┌────────
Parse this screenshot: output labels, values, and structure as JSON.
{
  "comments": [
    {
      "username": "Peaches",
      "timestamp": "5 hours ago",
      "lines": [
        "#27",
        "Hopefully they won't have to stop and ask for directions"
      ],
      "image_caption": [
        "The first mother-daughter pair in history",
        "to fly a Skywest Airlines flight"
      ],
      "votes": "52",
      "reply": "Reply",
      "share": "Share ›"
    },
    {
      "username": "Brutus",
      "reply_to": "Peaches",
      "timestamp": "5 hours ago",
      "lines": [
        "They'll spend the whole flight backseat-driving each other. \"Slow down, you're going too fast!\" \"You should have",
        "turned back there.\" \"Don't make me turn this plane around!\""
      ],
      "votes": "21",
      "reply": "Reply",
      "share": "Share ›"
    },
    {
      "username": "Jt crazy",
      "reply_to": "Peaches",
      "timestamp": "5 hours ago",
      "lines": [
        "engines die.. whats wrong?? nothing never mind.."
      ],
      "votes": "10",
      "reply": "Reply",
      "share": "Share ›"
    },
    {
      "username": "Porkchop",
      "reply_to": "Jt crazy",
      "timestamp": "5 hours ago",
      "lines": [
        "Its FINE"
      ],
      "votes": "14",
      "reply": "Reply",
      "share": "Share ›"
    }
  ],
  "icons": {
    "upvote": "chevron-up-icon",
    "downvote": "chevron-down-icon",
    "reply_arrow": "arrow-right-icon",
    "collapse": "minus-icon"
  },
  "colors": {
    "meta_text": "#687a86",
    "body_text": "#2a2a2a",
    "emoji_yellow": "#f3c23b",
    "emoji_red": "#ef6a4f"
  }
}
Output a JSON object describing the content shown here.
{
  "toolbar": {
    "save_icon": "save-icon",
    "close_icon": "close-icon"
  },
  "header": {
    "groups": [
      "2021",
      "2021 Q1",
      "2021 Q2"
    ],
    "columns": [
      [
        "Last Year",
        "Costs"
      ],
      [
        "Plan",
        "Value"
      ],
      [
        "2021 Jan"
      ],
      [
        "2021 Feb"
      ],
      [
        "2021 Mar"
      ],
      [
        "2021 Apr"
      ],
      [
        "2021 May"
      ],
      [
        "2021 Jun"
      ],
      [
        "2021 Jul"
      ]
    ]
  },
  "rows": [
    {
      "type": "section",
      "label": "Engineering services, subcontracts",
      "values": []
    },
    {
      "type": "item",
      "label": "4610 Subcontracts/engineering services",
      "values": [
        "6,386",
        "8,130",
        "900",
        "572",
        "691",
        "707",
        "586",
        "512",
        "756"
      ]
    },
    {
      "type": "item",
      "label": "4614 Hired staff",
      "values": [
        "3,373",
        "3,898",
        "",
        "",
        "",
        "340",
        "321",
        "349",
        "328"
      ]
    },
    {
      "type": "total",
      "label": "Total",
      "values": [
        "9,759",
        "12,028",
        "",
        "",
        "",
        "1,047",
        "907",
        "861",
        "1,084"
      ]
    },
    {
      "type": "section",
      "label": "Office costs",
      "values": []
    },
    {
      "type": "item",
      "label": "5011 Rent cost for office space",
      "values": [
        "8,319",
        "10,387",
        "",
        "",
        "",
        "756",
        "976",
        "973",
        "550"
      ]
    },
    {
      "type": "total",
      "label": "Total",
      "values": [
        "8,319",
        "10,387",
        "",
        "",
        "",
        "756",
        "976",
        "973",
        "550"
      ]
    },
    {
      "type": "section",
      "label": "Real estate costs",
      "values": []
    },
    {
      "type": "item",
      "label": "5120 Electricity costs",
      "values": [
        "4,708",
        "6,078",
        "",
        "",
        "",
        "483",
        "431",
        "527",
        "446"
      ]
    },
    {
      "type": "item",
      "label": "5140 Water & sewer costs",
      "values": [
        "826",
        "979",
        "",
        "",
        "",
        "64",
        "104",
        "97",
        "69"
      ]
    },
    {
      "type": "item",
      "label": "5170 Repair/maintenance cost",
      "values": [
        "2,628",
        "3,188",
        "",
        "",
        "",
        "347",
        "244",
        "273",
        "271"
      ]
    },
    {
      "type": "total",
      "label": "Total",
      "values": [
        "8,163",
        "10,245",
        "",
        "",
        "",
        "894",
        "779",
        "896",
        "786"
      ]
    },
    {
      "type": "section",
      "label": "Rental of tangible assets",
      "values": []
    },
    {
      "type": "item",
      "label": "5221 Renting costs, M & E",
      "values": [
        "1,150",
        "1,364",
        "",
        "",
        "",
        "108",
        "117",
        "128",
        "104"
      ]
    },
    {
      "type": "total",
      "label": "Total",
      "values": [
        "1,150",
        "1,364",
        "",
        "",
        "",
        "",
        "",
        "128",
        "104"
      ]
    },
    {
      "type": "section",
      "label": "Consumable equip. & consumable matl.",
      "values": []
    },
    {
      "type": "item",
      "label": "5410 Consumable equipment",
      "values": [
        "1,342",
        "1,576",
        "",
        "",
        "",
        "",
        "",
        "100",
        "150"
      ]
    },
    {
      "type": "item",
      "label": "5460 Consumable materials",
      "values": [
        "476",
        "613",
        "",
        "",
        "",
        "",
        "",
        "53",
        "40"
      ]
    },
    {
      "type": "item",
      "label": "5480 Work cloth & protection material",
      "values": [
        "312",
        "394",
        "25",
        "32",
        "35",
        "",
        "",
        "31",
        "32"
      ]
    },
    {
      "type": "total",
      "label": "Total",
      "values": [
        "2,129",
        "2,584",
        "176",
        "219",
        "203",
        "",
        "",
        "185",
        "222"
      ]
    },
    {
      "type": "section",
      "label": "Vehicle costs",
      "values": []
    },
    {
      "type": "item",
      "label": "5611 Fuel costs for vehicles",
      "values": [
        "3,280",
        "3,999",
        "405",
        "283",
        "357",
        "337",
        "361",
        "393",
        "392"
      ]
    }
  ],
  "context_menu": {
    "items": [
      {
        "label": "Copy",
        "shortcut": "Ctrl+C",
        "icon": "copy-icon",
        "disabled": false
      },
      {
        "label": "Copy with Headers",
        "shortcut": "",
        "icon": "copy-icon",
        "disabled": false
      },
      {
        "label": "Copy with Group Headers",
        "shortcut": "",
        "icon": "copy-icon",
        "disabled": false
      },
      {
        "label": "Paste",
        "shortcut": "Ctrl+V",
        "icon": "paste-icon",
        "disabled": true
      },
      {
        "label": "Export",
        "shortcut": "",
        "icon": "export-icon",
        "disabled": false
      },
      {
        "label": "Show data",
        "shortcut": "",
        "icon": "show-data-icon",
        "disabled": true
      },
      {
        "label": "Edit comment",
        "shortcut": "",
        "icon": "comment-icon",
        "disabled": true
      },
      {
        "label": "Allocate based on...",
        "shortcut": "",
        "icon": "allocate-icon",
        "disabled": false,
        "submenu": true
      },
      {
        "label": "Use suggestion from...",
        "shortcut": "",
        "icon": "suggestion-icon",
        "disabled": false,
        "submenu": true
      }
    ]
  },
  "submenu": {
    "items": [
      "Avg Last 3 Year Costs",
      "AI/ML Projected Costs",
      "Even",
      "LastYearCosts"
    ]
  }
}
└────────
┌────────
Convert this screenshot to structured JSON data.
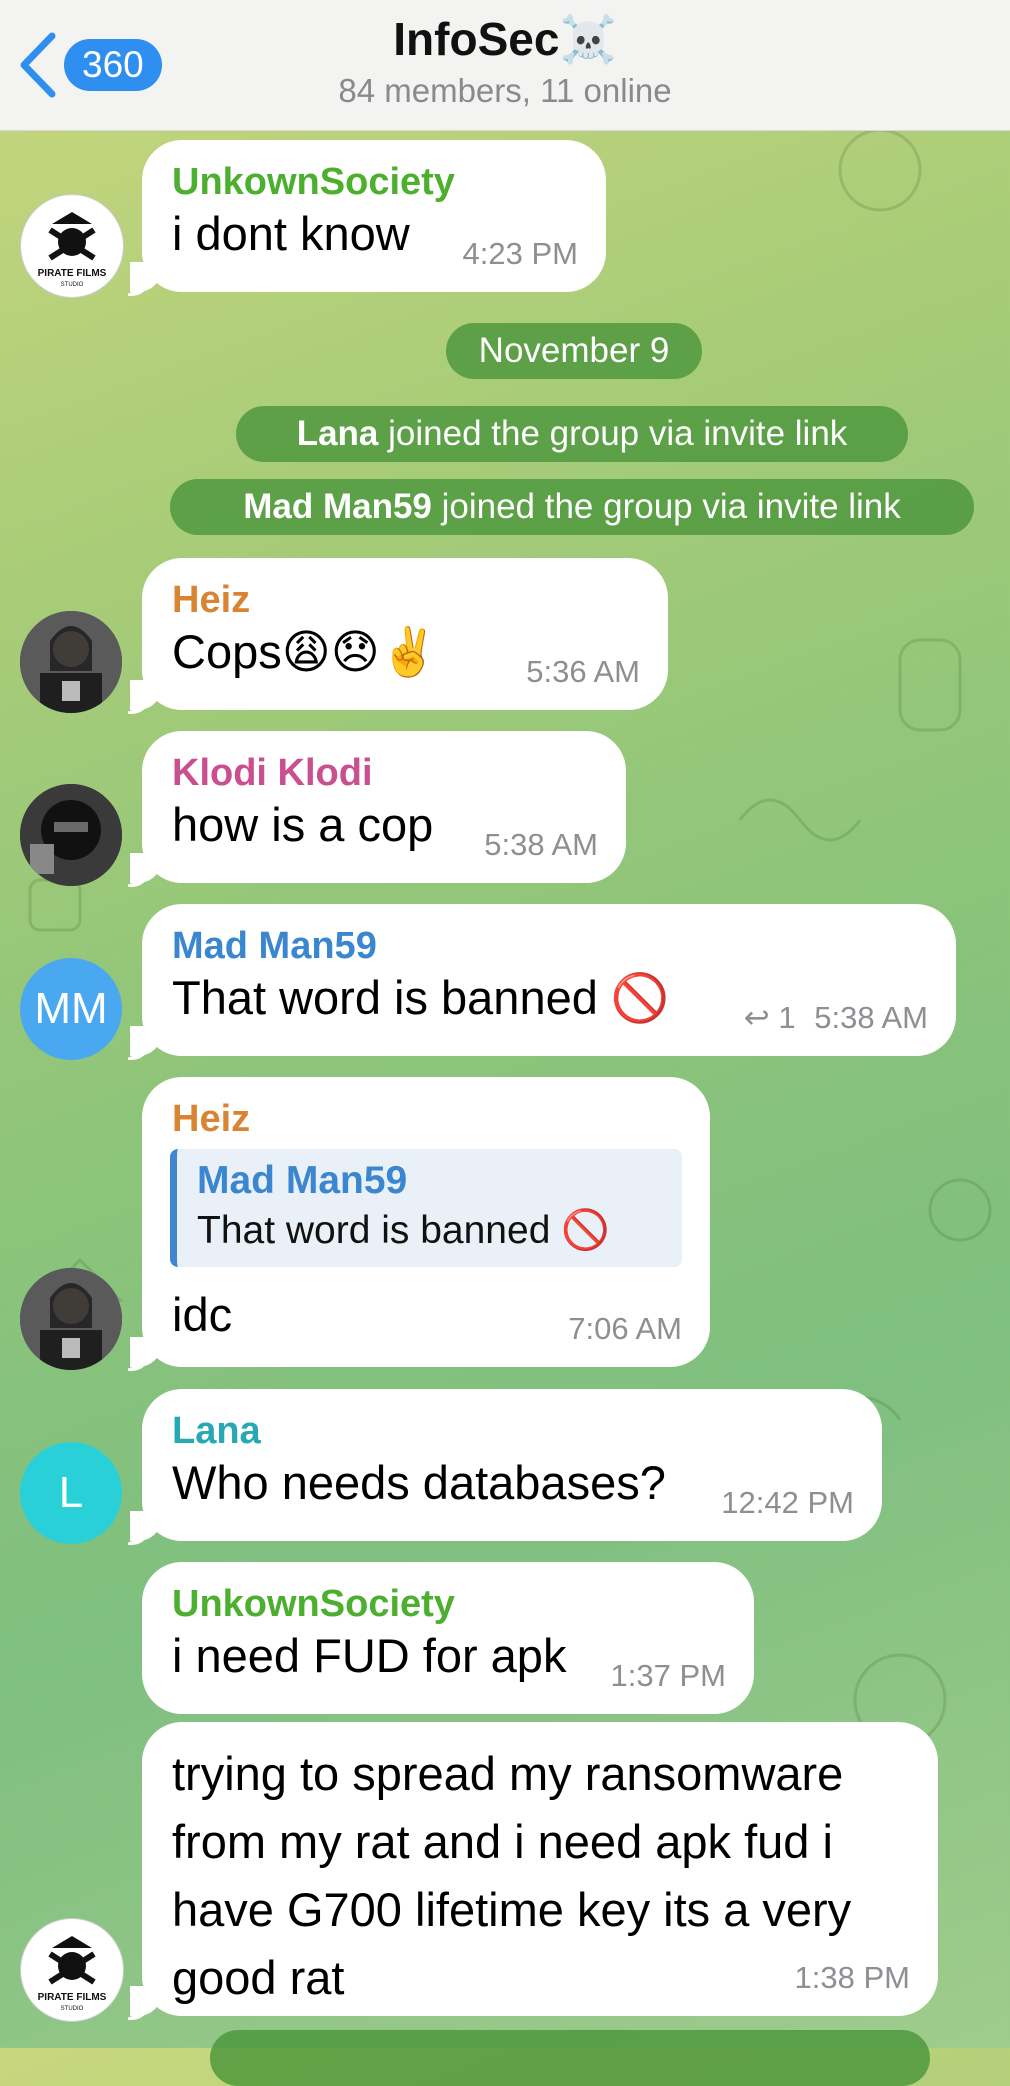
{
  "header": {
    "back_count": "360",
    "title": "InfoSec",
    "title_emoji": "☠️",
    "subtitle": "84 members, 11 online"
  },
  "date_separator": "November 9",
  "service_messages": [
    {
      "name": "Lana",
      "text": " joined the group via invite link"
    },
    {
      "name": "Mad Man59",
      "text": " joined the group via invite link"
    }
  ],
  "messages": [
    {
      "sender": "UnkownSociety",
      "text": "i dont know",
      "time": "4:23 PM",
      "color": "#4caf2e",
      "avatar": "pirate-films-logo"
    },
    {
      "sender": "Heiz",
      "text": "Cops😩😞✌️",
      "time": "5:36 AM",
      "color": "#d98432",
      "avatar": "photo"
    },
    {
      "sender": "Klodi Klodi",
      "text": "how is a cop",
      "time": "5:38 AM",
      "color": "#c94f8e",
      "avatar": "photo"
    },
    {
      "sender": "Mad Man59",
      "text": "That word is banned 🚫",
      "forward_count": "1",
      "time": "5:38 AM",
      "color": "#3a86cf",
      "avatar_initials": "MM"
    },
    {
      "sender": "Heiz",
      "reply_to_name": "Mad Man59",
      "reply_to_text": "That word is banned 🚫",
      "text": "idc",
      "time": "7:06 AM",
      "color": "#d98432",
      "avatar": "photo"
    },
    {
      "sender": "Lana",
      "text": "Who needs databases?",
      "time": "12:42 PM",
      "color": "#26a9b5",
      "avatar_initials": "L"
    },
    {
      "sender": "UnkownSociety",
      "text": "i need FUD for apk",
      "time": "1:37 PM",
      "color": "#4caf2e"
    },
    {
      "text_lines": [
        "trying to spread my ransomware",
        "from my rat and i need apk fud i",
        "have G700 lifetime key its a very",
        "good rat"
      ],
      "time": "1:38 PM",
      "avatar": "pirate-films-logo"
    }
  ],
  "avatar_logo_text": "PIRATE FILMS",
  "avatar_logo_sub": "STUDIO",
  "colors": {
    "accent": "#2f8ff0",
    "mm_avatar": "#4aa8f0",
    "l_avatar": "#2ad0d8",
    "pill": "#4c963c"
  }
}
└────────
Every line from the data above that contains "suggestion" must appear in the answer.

• SOLVED PROBLEM:
        "label": "Use suggestion from...",
        "icon": "suggestion-icon",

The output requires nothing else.